"I am a house husband eight months of the year, the other four, I work hard and usually have family with me. My children have probably seen more of me than most other children have seen their fathers. But of course, it can be complex logistics of moving and so, but ... yes ... it works, of course."

"64 is just a number. I do not think of my age... The only thing that is sad is that the number of roles will be fewer..."

But how is it to be the parent of young children now? Is there any difference from when you were younger?

"It is much easier now. I do not worry as much anymore. I am more present because I do not have my head full of ideas about what I should be and do and so I am not nearly so concerned with myself."

He talks about the last two kids as his last.

"I have stripped it now and..."

Do you mean you've sterilized yourself?



"Because I cannot say no. Because I do not want ten.  The only thing that is tough with age is that I now have to keep myself alive. It would have been nice to not have to think about it."

Are you worried about it?

"No, but I have to think of healthy living. I really do think that I have lived such a long and wonderful life so if I died today, I would still have had more than most people get.
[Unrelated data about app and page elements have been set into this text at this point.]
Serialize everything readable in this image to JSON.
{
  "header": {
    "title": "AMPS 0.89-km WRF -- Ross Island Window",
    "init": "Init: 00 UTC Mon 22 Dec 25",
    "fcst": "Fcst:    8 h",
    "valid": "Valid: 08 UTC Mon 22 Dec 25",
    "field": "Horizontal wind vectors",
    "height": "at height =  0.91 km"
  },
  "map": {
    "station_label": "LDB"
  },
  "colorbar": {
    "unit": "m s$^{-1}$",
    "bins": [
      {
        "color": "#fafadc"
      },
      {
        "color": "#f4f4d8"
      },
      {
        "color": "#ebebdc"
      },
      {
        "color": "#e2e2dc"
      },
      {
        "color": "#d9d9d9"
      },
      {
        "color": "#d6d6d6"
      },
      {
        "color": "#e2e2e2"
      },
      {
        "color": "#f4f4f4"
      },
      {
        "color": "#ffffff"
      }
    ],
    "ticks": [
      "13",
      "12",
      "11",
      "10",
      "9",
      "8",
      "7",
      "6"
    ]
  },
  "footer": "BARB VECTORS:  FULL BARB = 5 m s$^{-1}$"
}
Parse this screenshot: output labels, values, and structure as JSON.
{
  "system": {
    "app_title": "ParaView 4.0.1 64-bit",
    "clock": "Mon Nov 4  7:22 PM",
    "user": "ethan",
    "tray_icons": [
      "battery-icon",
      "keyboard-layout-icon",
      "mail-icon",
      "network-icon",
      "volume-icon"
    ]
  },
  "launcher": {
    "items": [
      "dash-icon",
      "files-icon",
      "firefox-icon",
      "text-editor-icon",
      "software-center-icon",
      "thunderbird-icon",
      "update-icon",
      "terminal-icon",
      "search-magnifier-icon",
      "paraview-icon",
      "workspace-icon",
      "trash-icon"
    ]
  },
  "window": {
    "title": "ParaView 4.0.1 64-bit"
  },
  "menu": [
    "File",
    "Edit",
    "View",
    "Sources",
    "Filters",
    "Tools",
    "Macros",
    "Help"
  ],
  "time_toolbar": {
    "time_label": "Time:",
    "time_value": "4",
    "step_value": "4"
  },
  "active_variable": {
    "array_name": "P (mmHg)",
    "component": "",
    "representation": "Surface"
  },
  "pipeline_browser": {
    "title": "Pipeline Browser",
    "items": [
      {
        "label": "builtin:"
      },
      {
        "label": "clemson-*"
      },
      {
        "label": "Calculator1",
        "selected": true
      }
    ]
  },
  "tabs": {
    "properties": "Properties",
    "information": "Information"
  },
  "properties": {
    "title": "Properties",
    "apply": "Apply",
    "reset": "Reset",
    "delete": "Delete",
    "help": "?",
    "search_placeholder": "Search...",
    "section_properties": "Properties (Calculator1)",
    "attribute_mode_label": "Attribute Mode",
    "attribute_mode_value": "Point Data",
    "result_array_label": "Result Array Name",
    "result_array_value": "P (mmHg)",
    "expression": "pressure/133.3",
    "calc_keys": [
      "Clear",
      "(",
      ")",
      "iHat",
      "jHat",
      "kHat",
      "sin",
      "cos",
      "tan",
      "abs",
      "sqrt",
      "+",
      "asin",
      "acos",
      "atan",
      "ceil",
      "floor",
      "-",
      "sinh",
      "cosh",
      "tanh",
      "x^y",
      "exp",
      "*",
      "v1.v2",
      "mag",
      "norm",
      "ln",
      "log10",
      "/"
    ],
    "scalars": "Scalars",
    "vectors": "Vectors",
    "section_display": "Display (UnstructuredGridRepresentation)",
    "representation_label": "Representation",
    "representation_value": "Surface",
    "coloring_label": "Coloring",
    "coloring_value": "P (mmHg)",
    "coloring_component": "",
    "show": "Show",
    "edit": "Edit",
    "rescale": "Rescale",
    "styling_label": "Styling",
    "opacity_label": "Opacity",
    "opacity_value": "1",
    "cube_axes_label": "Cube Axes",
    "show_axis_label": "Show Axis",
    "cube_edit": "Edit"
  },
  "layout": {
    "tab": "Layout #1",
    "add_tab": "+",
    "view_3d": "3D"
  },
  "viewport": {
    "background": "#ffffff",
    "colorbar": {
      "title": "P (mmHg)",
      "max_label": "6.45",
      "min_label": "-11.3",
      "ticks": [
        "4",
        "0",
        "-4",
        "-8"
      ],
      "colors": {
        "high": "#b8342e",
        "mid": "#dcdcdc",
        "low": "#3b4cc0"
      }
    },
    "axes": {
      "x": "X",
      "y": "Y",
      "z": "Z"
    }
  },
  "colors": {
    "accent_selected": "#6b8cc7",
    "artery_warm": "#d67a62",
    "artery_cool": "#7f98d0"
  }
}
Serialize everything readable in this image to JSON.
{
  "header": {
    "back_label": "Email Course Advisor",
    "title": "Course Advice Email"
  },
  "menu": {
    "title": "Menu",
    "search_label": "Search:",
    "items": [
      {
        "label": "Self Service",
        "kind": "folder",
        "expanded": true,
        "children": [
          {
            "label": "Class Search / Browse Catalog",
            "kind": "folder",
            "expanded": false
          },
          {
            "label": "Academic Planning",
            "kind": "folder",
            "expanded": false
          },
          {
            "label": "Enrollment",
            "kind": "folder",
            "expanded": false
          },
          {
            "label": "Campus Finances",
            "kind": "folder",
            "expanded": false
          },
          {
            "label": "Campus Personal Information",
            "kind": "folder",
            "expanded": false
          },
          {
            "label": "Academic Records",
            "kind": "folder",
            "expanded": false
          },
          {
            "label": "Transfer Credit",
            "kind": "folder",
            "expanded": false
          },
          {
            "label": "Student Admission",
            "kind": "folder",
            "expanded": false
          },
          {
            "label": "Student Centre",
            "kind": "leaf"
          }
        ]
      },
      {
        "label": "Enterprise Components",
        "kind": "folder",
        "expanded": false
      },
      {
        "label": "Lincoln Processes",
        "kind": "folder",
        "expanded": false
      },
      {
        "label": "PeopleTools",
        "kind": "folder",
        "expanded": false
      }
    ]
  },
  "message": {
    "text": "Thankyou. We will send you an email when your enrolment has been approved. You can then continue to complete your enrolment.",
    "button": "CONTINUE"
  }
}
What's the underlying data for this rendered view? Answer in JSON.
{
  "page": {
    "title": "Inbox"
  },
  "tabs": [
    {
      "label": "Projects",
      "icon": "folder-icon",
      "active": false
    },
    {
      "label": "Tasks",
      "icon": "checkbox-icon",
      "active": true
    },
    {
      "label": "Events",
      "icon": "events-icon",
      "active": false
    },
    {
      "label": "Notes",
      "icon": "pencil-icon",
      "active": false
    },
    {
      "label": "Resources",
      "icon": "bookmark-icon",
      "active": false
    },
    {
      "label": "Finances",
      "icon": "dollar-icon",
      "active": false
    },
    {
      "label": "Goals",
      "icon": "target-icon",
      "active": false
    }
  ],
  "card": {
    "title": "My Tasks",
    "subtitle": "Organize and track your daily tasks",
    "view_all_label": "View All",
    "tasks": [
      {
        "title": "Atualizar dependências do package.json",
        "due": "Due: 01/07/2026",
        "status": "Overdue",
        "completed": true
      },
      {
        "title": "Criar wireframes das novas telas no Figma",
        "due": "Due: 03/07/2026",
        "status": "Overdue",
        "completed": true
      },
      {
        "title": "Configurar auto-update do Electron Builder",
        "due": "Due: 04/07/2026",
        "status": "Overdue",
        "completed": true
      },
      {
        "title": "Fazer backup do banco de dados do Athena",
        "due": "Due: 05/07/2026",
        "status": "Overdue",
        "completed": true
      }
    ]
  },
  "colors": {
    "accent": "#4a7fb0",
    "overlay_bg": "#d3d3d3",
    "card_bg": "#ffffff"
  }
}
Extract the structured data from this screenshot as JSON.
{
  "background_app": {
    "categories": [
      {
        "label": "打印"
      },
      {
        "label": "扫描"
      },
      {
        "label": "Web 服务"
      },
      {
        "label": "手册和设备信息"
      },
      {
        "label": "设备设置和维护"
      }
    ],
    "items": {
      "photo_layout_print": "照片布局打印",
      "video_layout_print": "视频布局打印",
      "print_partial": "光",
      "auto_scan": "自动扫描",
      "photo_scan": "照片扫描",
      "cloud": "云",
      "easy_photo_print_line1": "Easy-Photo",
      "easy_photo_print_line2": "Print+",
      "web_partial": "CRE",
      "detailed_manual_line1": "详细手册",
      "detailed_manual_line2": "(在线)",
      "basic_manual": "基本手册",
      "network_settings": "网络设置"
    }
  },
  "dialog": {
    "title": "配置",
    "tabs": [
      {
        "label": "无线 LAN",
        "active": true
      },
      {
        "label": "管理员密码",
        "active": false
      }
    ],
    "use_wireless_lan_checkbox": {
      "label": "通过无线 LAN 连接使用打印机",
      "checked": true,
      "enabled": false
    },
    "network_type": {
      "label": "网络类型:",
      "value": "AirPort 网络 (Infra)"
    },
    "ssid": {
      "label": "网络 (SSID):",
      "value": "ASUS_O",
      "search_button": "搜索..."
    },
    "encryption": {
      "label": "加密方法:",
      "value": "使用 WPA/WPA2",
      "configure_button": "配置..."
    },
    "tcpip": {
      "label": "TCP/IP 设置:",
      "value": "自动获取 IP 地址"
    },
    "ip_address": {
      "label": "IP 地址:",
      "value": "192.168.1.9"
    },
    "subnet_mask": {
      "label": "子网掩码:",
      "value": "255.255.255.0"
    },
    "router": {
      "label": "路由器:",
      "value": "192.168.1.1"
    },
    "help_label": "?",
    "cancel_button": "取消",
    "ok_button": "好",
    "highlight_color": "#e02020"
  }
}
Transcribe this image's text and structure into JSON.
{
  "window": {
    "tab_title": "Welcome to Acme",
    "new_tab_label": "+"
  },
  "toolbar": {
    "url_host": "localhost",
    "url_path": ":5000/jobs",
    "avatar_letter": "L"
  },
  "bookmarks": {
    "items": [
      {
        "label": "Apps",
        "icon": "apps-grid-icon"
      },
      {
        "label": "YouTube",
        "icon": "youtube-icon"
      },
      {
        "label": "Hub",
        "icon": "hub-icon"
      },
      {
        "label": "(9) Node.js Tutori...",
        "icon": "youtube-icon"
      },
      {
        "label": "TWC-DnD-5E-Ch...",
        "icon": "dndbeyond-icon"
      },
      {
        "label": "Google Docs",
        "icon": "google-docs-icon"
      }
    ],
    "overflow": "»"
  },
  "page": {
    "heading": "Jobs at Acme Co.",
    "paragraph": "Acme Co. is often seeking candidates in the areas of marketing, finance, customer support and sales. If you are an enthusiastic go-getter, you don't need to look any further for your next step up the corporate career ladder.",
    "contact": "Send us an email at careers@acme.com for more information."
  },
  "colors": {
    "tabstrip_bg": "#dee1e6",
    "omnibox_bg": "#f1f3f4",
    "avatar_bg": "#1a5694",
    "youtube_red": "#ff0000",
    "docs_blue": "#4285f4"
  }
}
It would not be unfair but with young children, I must at all costs take care of myself."

Five sources of inspiration for Stellan Skarsgård:

Obviously, my siblings, parents, children and wives who created who I am and without which I can not imagine that I would even exist, but also:

1. Tvåhålsdasset on Öland, where I could be alone with my father, and sit with the door open and talk about life.
2. Marcel Carnes 'Children of Paradise', which romanticized the theater for me and taught me that melodrama can be beautiful if it is executed without sentimentality.
3. John le Carré's "The Spy Who Came in from the Cold", which was the first real adult book I read and showed life's great sadness in all its beauty.
4. Yuri Gagarin. Once when I was little, he patted me on the head and made me feel part of the future as well as the entire cosmos.
5. My best friend, writer John Gunther whom  I lived in symbiosis with all my life and his inexhaustible imagination constantly creating new games and giving me two extra eyes to view the world with.

[Edited and translated]